Hello! My name is Josh Hannan and I am a smart contract engineer on the Flow Team at Dapper Labs. It has a been a while since I posted last. It has been a busy time for the Flow team, but I’m gonna get back to posting regularly from now on. Things have been going fast here on the Flow team and we have a lot of awesome stuff in the works! Here is what I’ve been working on.
Epoch Smart Contracts
Have you gotten a chance to take a look at the Flow Staking Smart Contract yet? If you haven’t I would recommend checking out the documentation first, and then learning about how the staking contract works. It isn’t your typical NFT contract, so there might be some interesting design patterns and tools in there that you find useful!
The Flow Staking contract is just one part of a set of Cadence contracts that Flow will use to manage Epochs, the week-long periods where the node identity table is set and nodes prepare for the next epoch while running the network. The core logic of this part of the protocol is handled via smart contracts and we’re getting closer to bringing it to mainnet!
We’re going to put more extensive documentation ready soon, but I’ve created some Flow Improvement Proposals (FLIPs) for the smart contracts if you are curious about what they do!
- Epoch Cluster Quorum Certificate smart contract
- Epoch Distributed Key Generation (DKG) smart contract
- Epoch Lifecycle smart contract
We also have an open feature branch with all of the code and tests if you want to dive in, learn more, and potentially leave feedback!
FEATURE: Epoch contracts by joshuahannan · Pull Request #63 · onflow/flow-core-contracts
This is the feature branch for the epoch smart contract. It will contain all the contracts related to the upcoming…
Central Place to access my blog posts!
The team at Dapper Labs was kind enough to make an official blog post that lists all of my blog posts in this series!
Flow: Cadence Developer Insights: Learnings with Josh Hannan
Josh Hannan is a senior smart contract engineer contributing to the Flow ecosystem at Dapper Labs and is here to share…
They will update this post every time I post a new blog, so it’ll always be a single place you can use to access all of my blogs. Feel free to bookmark it to reference in the future!
If you don’t have any experience with Flow or Cadence, I would highly recommend going there and getting started with my first blog! 😃
One question that every Solidity user asks when they start programming in Cadence is “how do I check
msg.sender?". On Ethereum, checking
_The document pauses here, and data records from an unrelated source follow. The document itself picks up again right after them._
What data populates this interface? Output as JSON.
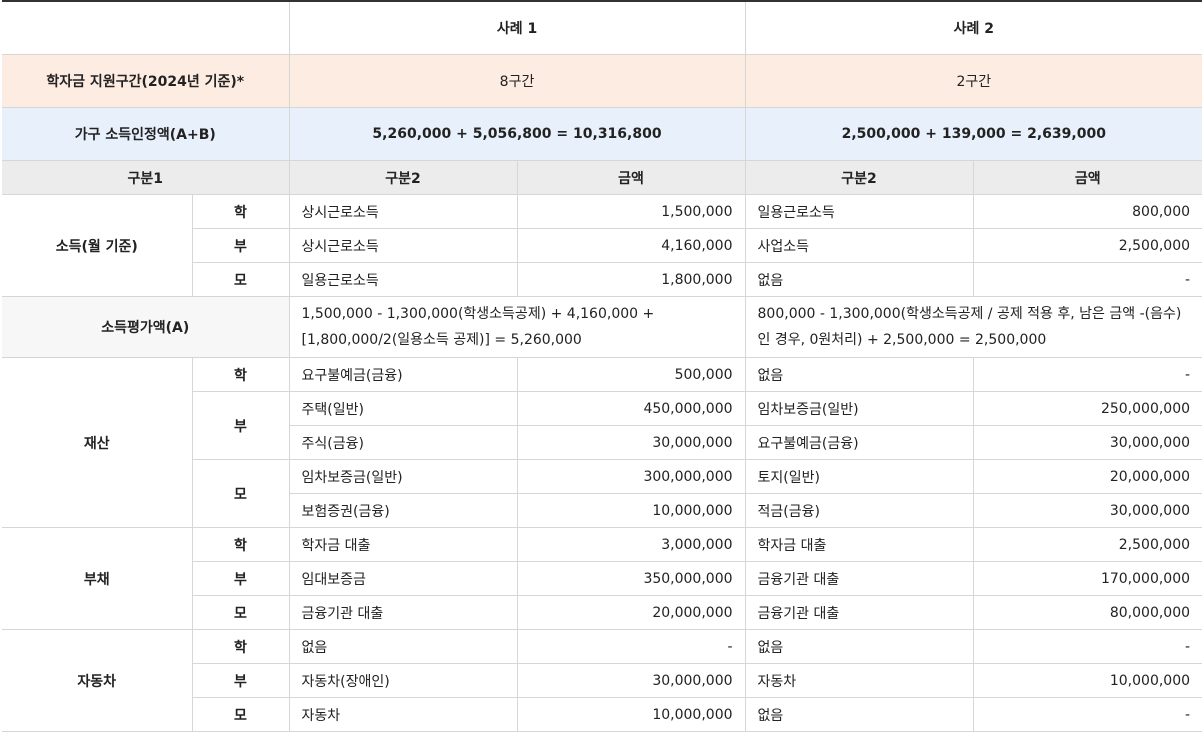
{
  "header": {
    "case1": "사례 1",
    "case2": "사례 2"
  },
  "support_tier": {
    "label": "학자금 지원구간(2024년 기준)*",
    "case1": "8구간",
    "case2": "2구간"
  },
  "household_income": {
    "label": "가구 소득인정액(A+B)",
    "case1": "5,260,000 + 5,056,800 = 10,316,800",
    "case2": "2,500,000 + 139,000 = 2,639,000"
  },
  "columns": {
    "cat1": "구분1",
    "cat2_1": "구분2",
    "amount_1": "금액",
    "cat2_2": "구분2",
    "amount_2": "금액"
  },
  "income": {
    "label": "소득(월 기준)",
    "rows": [
      {
        "who": "학",
        "c1_type": "상시근로소득",
        "c1_amt": "1,500,000",
        "c2_type": "일용근로소득",
        "c2_amt": "800,000"
      },
      {
        "who": "부",
        "c1_type": "상시근로소득",
        "c1_amt": "4,160,000",
        "c2_type": "사업소득",
        "c2_amt": "2,500,000"
      },
      {
        "who": "모",
        "c1_type": "일용근로소득",
        "c1_amt": "1,800,000",
        "c2_type": "없음",
        "c2_amt": "-"
      }
    ]
  },
  "income_eval": {
    "label": "소득평가액(A)",
    "case1": "1,500,000 - 1,300,000(학생소득공제) + 4,160,000 + [1,800,000/2(일용소득 공제)] = 5,260,000",
    "case2": "800,000 - 1,300,000(학생소득공제 / 공제 적용 후, 남은 금액 -(음수)인 경우, 0원처리) + 2,500,000 = 2,500,000"
  },
  "assets": {
    "label": "재산",
    "student": {
      "who": "학",
      "c1_type": "요구불예금(금융)",
      "c1_amt": "500,000",
      "c2_type": "없음",
      "c2_amt": "-"
    },
    "father": {
      "who": "부",
      "rows": [
        {
          "c1_type": "주택(일반)",
          "c1_amt": "450,000,000",
          "c2_type": "임차보증금(일반)",
          "c2_amt": "250,000,000"
        },
        {
          "c1_type": "주식(금융)",
          "c1_amt": "30,000,000",
          "c2_type": "요구불예금(금융)",
          "c2_amt": "30,000,000"
        }
      ]
    },
    "mother": {
      "who": "모",
      "rows": [
        {
          "c1_type": "임차보증금(일반)",
          "c1_amt": "300,000,000",
          "c2_type": "토지(일반)",
          "c2_amt": "20,000,000"
        },
        {
          "c1_type": "보험증권(금융)",
          "c1_amt": "10,000,000",
          "c2_type": "적금(금융)",
          "c2_amt": "30,000,000"
        }
      ]
    }
  },
  "debt": {
    "label": "부채",
    "rows": [
      {
        "who": "학",
        "c1_type": "학자금 대출",
        "c1_amt": "3,000,000",
        "c2_type": "학자금 대출",
        "c2_amt": "2,500,000"
      },
      {
        "who": "부",
        "c1_type": "임대보증금",
        "c1_amt": "350,000,000",
        "c2_type": "금융기관 대출",
        "c2_amt": "170,000,000"
      },
      {
        "who": "모",
        "c1_type": "금융기관 대출",
        "c1_amt": "20,000,000",
        "c2_type": "금융기관 대출",
        "c2_amt": "80,000,000"
      }
    ]
  },
  "car": {
    "label": "자동차",
    "rows": [
      {
        "who": "학",
        "c1_type": "없음",
        "c1_amt": "-",
        "c2_type": "없음",
        "c2_amt": "-"
      },
      {
        "who": "부",
        "c1_type": "자동차(장애인)",
        "c1_amt": "30,000,000",
        "c2_type": "자동차",
        "c2_amt": "10,000,000"
      },
      {
        "who": "모",
        "c1_type": "자동차",
        "c1_amt": "10,000,000",
        "c2_type": "없음",
        "c2_amt": "-"
      }
    ]
  }
}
msg.sender is used to identify the account that is calling a function and to modify that function's behavior appropriately. Doing so is key to identity, permissions, ownership and security on Ethereum. An ERC-20 contract lets users send tokens by checking
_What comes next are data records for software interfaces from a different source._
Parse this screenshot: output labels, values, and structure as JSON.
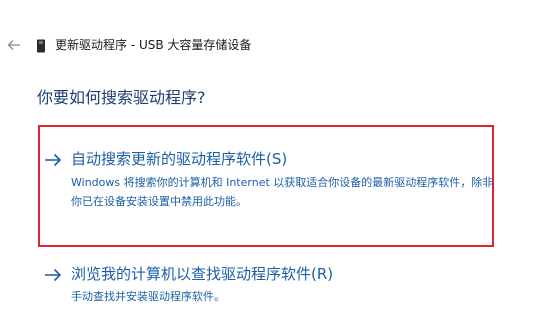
{
  "header": {
    "back_icon": "back-arrow-icon",
    "device_icon": "usb-device-icon",
    "title": "更新驱动程序 - USB 大容量存储设备"
  },
  "page": {
    "question": "你要如何搜索驱动程序?"
  },
  "options": [
    {
      "icon": "arrow-right-icon",
      "title": "自动搜索更新的驱动程序软件(S)",
      "description": "Windows 将搜索你的计算机和 Internet 以获取适合你设备的最新驱动程序软件，除非你已在设备安装设置中禁用此功能。",
      "highlighted": true
    },
    {
      "icon": "arrow-right-icon",
      "title": "浏览我的计算机以查找驱动程序软件(R)",
      "description": "手动查找并安装驱动程序软件。",
      "highlighted": false
    }
  ],
  "colors": {
    "accent": "#1c5fa8",
    "heading": "#1c3f78",
    "highlight_border": "#e0242b"
  }
}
msg.sender to see which tokens to move. A governance contract checks
msg.sender to register the vote of the caller so they cannot vote again. There are many more examples.
Cadence does not have
msg.sender and there is no transaction-level way for Cadence code to uniquely identify its caller. This isn’t only because it hasn’t been added. In Cadence, transactions can be signed by more than one account, so getting the
msg.sender from that wouldn’t even make sense.
All of this means that a task that would be implemented by a single central contract checking
msg.sender in Solidity will require a different approach in Cadence. The design of Cadence is intentionally different, it follows a Capability-based security model instead of an Access-Control List-based model. We believe that this design offers distinct advantages for code robustness and security.
One of the smart contract engineers on the Flow team, Rhea Myers, has created a document that describes why we cannot use
msg.sender in Cadence, what we use instead, and examples for various different use cases where this feature is important. Capability Security is one of the most important aspects of Cadence’s design, and it is vitally important that you understand it if you ever want to build your own smart contracts.
Check out Rhea’s document here:
msg․sender Considered Harmful
One question that every Solidity user asks when they start programming in Cadence is "how do I check msg.sender?". On…
For my next few blog posts, I’m going to take some of the examples from Rhea’s document and expand on them, providing step-by-step tutorials for how to use capabilities for various types of smart contracts.
I hope this information is useful to you! As usual, please reach out to me via one of our channels if you have any questions or suggestions!
Flow Discord: https://discord.gg/flow
Flow Forum: https://forum.onflow.org
Flow Github: https://github.com/onflow/flow
See you next time! 👋
HUGE Thank you to Rhea Myers who provided the inspiration, intro, and much of the content that I speak about in regards to the main subject of the article!